[AIM OF THE TASK] All that is needed is an exact repetition of the lines from the one containing "Serialize everything readable" through the final line of the material, without pictures.

[SOURCE MATERIAL]
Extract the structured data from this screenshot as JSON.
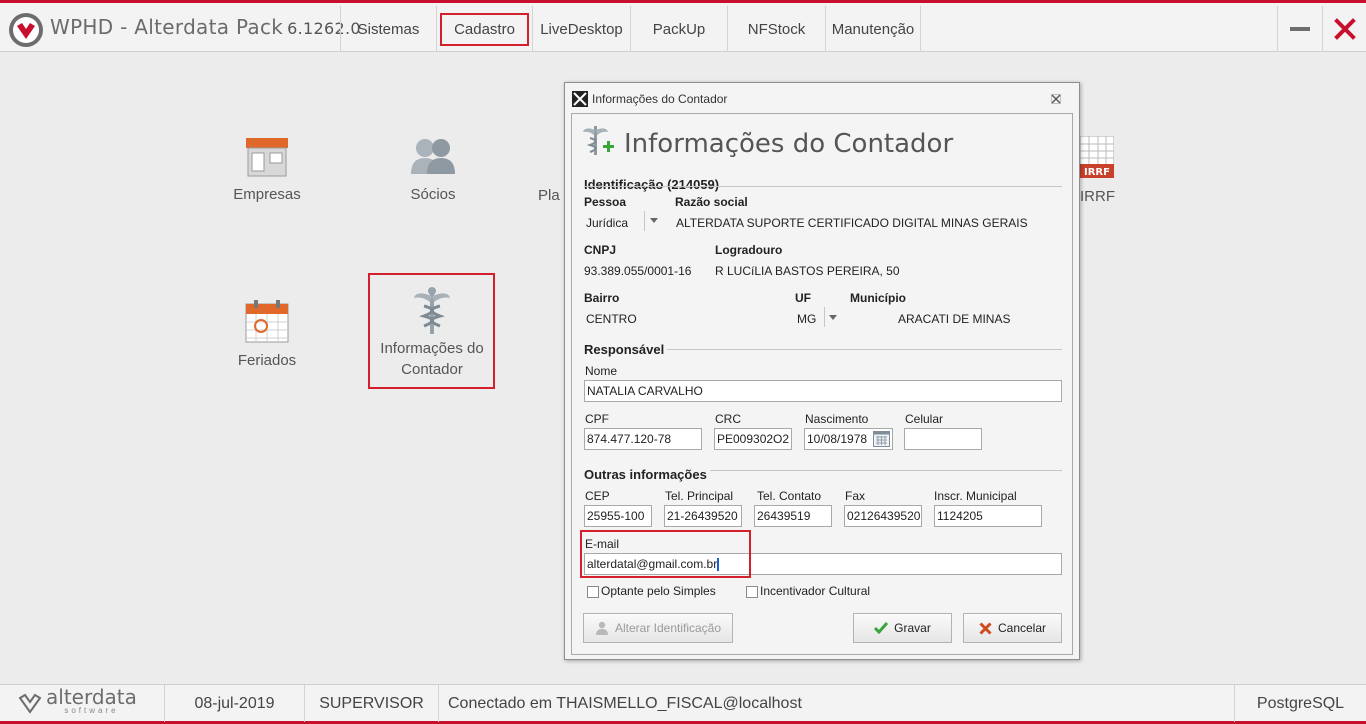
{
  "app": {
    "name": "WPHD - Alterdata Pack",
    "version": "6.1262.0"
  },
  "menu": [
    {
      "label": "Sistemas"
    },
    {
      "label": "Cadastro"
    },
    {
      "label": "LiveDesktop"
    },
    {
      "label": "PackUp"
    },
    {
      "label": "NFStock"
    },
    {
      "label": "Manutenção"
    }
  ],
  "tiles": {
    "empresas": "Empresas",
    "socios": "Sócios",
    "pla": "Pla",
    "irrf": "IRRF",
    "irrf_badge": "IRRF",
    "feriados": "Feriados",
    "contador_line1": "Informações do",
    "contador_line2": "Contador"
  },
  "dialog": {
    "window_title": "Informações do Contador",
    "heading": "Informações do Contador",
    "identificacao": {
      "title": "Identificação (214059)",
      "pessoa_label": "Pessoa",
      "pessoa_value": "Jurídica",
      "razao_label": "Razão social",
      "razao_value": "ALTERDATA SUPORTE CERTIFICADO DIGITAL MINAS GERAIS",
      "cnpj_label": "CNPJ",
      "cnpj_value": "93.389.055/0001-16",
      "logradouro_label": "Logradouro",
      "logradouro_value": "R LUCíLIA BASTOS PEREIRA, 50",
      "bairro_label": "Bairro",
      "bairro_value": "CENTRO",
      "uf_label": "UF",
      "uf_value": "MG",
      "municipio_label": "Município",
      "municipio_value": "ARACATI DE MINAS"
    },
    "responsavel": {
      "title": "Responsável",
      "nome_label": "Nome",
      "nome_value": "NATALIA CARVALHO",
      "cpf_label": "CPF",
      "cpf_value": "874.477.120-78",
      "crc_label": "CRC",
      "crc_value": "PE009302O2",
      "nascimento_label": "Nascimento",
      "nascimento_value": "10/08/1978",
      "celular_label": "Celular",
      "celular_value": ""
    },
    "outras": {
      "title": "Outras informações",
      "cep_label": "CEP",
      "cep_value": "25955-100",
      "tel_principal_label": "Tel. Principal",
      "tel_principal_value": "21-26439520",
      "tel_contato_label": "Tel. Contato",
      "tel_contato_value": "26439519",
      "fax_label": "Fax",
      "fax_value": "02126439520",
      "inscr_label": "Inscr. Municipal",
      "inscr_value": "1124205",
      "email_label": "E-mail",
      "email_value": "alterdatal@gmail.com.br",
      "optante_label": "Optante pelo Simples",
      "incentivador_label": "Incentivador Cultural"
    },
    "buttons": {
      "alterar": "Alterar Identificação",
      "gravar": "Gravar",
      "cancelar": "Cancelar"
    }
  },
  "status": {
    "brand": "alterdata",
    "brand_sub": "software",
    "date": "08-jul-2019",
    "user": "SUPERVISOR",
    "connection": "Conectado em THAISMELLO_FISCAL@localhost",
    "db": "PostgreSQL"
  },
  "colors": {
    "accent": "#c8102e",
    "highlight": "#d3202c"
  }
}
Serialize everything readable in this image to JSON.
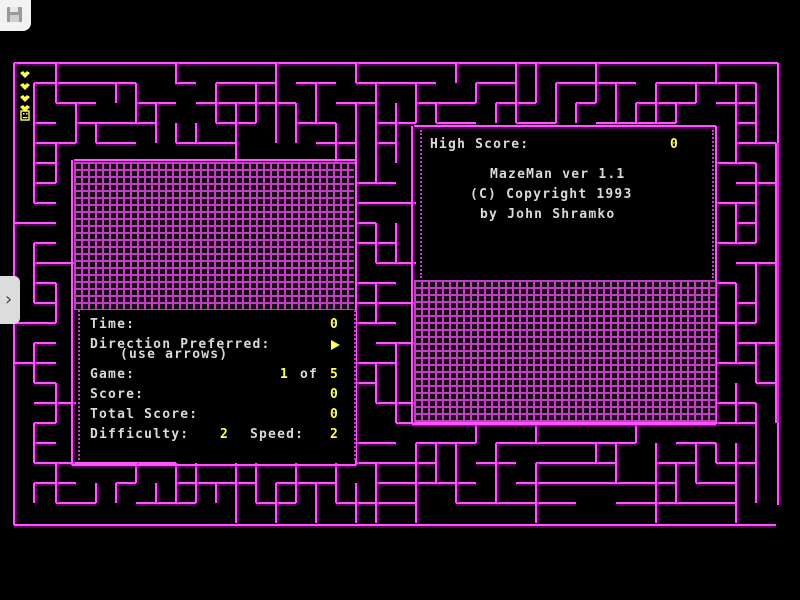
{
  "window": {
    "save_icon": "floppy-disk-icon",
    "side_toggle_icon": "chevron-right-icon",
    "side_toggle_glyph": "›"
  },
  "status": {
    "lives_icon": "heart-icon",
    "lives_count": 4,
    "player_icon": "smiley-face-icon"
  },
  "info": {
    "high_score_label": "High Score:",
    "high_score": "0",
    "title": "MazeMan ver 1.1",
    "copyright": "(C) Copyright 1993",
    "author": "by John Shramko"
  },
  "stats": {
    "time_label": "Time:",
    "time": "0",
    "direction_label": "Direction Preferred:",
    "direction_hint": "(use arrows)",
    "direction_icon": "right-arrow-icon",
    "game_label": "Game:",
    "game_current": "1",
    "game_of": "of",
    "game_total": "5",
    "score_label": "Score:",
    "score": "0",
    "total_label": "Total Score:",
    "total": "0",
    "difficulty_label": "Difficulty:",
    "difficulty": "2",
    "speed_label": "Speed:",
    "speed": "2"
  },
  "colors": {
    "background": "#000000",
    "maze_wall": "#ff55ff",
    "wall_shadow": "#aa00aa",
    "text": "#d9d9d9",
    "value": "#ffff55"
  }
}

[EXPECTED OUTPUT]
Serialize everything readable in this image to JSON.
{
  "window": {
    "save_icon": "floppy-disk-icon",
    "side_toggle_icon": "chevron-right-icon",
    "side_toggle_glyph": "›"
  },
  "status": {
    "lives_icon": "heart-icon",
    "lives_count": 4,
    "player_icon": "smiley-face-icon"
  },
  "info": {
    "high_score_label": "High Score:",
    "high_score": "0",
    "title": "MazeMan ver 1.1",
    "copyright": "(C) Copyright 1993",
    "author": "by John Shramko"
  },
  "stats": {
    "time_label": "Time:",
    "time": "0",
    "direction_label": "Direction Preferred:",
    "direction_hint": "(use arrows)",
    "direction_icon": "right-arrow-icon",
    "game_label": "Game:",
    "game_current": "1",
    "game_of": "of",
    "game_total": "5",
    "score_label": "Score:",
    "score": "0",
    "total_label": "Total Score:",
    "total": "0",
    "difficulty_label": "Difficulty:",
    "difficulty": "2",
    "speed_label": "Speed:",
    "speed": "2"
  },
  "colors": {
    "background": "#000000",
    "maze_wall": "#ff55ff",
    "wall_shadow": "#aa00aa",
    "text": "#d9d9d9",
    "value": "#ffff55"
  }
}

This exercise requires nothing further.